“Blackbirds” by Chuck Wendig (Angry Robot Books, 2012)
When I look back on this year and search for some kind of theme to fit what I’ve been reading, the conclusion I come to is that I’ve read some really out-of-the-box stuff. I mean, as a teenager I refused to move beyond my blinkered romance novel universe. When I went to university, I read stuff they made me read, but they couldn’t make me like it. Then, later, when I finally worked out what I wanted to be when I grew up, and went back to university to become a teacher, I begrudgingly accepted that I had to be more open to literary alternatives.
But, seriously, this year is a bit of a mind blow in terms of reading out of my comfort zone, or my interest zone, or my even-knew-there-was-a-thing-like-that zone. And this book, “Blackbirds”, is as out there and not in my comfort zone as they come.
My friend Shaun sent me this text on 4 October:
You need to read Blackbirds by Chuck Wendig… I’m halfway through, it’s a f**king blast!
You need to know that this doesn’t happen very often, but when it does, he’s always on the money. One ignores a book recommendation from Shaun at one’s own peril. So I downloaded it to my Kindle and soon enough I got around to reading it. I can honestly say, it is nothing like anything else I have ever read.

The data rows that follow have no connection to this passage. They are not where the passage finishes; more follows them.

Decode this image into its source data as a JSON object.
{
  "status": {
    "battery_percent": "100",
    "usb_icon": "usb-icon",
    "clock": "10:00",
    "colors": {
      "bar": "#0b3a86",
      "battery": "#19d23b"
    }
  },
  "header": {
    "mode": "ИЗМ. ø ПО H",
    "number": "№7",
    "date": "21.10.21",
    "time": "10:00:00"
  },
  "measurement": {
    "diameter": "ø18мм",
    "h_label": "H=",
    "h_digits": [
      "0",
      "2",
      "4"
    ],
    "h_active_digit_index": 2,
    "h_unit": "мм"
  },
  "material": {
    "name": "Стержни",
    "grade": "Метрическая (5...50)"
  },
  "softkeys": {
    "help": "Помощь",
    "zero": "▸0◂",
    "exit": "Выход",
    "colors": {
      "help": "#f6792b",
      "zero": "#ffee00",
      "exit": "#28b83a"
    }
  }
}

“Blackbirds” is a book about Miriam Black. She is a stock-standard, trailer-trash kind of heroine, except that she can see how you will die. All she needs to do is touch you and she knows the finer details of your death. When, where, how. She meets a trucker named Louis and, in shaking his hand, sees that he will die in 30 days and that the last thing he will say before he dies is her name as he looks at her across the room. She has long since accepted that she can’t change the outcome of what she sees, but she tumbles along on the journey to her inevitable involvement in Louis’ death.
This is an aggressive, violent, vulgar, brash, nasty book that grabs you by the throat and won’t let go. It is a fast-paced and angry examination of fate and the question of whether or not you can do a single thing to change the path that you are on. Miriam is a foul-mouthed, heartless, cold-hearted protagonist who somehow manages to keep you caring. Nevertheless, you are constantly aware that nothing she does will make any difference in the end.
Combining horror, the supernatural and some kind of gritty swearing-and-blood-fest style that might be a genre I have only just stumbled upon, “Blackbirds” is definitely on my recommendations list for anyone who is not put off by the start of this sentence.
Meanwhile, I’m off to find a nice flowery YA novel to calm my nerves.